### Exercise inputs
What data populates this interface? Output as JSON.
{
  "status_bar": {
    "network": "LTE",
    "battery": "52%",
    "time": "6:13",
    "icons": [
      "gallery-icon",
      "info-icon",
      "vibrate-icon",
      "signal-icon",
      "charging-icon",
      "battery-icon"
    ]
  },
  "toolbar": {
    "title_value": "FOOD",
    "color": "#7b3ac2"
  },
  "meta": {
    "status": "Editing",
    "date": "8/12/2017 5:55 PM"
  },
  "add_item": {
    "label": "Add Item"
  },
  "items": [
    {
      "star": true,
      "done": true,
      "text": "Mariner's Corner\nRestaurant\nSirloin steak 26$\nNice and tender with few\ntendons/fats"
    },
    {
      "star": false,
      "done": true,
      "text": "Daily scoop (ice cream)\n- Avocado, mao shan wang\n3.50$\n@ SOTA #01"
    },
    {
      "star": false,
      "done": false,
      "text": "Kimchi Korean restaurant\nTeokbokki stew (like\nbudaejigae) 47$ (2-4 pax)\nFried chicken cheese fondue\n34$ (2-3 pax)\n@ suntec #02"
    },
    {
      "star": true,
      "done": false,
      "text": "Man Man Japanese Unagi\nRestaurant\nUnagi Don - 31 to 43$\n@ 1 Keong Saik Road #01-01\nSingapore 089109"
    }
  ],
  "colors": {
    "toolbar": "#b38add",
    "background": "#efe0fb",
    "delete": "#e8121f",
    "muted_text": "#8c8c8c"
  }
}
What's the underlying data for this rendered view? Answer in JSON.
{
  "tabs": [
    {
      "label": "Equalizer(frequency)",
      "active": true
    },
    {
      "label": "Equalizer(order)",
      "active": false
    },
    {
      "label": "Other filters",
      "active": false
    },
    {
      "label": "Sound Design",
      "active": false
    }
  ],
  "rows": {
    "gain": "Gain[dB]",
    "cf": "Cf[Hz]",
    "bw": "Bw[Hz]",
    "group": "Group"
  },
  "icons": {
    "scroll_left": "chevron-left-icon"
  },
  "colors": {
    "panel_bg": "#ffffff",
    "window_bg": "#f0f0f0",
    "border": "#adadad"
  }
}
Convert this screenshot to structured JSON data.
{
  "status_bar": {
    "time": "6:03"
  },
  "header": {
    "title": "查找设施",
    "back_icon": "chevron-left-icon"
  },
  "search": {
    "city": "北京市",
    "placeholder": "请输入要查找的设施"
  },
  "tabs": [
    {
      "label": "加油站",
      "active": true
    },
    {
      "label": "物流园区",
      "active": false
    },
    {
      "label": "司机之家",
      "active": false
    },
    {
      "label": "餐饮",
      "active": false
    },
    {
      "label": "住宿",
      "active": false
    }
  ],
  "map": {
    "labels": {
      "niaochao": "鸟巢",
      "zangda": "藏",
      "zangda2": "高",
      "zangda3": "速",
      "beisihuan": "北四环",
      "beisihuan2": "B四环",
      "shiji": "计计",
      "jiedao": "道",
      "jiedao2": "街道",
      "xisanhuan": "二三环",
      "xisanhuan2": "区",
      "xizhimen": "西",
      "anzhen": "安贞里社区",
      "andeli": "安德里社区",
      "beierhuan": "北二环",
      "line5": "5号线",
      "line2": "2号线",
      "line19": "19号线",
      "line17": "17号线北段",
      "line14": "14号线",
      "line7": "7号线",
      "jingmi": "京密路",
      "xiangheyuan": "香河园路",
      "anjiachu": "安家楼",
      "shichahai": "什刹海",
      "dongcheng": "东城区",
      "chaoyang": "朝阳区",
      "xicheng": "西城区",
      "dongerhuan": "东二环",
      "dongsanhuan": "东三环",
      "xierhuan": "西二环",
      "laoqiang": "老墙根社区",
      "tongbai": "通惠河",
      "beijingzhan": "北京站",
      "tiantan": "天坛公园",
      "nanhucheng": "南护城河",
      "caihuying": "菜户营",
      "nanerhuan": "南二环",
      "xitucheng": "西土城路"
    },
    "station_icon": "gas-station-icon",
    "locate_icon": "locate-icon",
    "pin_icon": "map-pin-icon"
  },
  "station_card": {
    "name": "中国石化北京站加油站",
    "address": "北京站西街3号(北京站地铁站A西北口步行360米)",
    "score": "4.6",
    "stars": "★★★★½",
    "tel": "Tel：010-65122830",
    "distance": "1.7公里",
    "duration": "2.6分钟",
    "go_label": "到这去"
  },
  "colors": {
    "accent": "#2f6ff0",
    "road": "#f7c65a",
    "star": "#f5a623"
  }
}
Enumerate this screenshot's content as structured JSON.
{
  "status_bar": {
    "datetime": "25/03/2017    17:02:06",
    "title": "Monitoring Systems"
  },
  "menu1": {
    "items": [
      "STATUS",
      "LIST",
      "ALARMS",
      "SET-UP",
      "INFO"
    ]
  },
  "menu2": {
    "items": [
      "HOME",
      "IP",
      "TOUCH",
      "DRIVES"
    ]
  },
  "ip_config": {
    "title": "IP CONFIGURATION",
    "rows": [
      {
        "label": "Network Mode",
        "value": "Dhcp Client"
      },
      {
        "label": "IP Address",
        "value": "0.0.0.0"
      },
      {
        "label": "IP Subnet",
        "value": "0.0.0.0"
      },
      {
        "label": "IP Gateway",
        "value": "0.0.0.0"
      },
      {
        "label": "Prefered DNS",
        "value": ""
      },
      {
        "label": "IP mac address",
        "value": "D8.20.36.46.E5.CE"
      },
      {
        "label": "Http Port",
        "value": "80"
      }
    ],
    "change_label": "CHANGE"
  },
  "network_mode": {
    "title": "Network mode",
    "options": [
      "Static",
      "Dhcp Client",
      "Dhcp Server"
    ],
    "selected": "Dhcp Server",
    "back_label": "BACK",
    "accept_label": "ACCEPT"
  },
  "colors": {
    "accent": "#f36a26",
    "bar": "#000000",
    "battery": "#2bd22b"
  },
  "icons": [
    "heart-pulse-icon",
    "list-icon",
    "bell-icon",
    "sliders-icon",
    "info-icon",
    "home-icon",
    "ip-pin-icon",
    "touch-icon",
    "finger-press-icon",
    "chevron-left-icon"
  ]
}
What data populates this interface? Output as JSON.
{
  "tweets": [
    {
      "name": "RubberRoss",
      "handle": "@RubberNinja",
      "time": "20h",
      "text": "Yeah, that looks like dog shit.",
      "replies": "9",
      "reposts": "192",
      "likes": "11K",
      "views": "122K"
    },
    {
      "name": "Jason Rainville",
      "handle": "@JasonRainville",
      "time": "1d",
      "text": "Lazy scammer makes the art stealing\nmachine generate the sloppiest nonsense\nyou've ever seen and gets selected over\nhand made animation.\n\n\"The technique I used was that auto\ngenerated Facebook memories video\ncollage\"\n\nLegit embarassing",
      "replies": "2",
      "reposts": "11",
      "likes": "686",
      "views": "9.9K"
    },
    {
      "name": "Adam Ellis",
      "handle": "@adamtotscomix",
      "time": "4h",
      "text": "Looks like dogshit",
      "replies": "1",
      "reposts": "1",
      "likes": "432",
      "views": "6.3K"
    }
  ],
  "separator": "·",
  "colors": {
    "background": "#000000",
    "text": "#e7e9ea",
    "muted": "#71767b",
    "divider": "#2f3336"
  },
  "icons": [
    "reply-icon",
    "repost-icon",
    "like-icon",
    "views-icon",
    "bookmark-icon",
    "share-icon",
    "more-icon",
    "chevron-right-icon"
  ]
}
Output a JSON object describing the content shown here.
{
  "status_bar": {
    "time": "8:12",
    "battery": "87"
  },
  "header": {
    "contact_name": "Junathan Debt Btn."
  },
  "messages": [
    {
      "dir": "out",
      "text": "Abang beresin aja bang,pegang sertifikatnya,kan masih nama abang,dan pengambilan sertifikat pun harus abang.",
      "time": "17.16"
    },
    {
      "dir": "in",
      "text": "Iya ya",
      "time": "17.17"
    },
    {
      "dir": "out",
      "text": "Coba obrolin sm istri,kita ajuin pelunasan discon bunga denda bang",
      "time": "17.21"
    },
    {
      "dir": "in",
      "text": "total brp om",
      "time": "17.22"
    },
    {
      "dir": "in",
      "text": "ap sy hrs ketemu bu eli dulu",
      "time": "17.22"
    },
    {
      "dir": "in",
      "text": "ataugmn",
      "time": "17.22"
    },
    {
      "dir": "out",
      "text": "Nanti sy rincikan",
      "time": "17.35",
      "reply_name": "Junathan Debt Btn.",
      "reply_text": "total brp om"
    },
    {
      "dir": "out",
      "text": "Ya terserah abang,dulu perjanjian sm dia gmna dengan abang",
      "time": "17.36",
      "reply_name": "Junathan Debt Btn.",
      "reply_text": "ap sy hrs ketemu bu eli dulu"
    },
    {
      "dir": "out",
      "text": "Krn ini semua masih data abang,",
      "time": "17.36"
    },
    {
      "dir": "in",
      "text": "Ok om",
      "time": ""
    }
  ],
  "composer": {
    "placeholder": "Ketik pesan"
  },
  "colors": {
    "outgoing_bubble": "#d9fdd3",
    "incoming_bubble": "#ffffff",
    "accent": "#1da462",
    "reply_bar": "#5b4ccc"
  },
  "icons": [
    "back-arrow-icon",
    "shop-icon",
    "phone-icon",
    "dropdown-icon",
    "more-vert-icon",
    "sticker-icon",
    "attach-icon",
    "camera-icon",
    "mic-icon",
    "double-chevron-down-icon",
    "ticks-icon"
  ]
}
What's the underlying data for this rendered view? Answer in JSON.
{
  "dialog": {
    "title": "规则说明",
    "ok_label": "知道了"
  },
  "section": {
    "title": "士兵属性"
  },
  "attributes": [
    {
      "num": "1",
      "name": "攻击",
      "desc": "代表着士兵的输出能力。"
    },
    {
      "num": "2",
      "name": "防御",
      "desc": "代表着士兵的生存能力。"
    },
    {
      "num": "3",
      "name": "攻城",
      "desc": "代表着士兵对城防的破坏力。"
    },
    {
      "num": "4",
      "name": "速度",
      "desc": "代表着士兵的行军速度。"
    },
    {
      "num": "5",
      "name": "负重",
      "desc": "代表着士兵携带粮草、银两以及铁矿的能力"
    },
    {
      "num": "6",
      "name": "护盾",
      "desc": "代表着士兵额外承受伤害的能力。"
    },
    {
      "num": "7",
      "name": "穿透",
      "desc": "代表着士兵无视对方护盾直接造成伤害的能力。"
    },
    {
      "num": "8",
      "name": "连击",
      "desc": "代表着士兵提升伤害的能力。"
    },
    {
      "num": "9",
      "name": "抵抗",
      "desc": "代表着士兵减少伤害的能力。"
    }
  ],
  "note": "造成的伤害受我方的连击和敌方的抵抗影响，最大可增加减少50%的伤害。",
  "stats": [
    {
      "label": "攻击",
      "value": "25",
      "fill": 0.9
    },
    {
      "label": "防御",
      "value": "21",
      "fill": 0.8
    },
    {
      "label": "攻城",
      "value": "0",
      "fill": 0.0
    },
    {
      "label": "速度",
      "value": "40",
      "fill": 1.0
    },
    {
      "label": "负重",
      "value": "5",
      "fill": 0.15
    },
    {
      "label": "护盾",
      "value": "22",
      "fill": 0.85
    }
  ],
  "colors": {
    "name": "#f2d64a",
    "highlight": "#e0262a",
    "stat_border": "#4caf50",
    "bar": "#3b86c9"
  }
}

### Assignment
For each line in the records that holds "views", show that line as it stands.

### Output of the task
      "views": "122K"
      "views": "9.9K"
      "views": "6.3K"
    "views-icon",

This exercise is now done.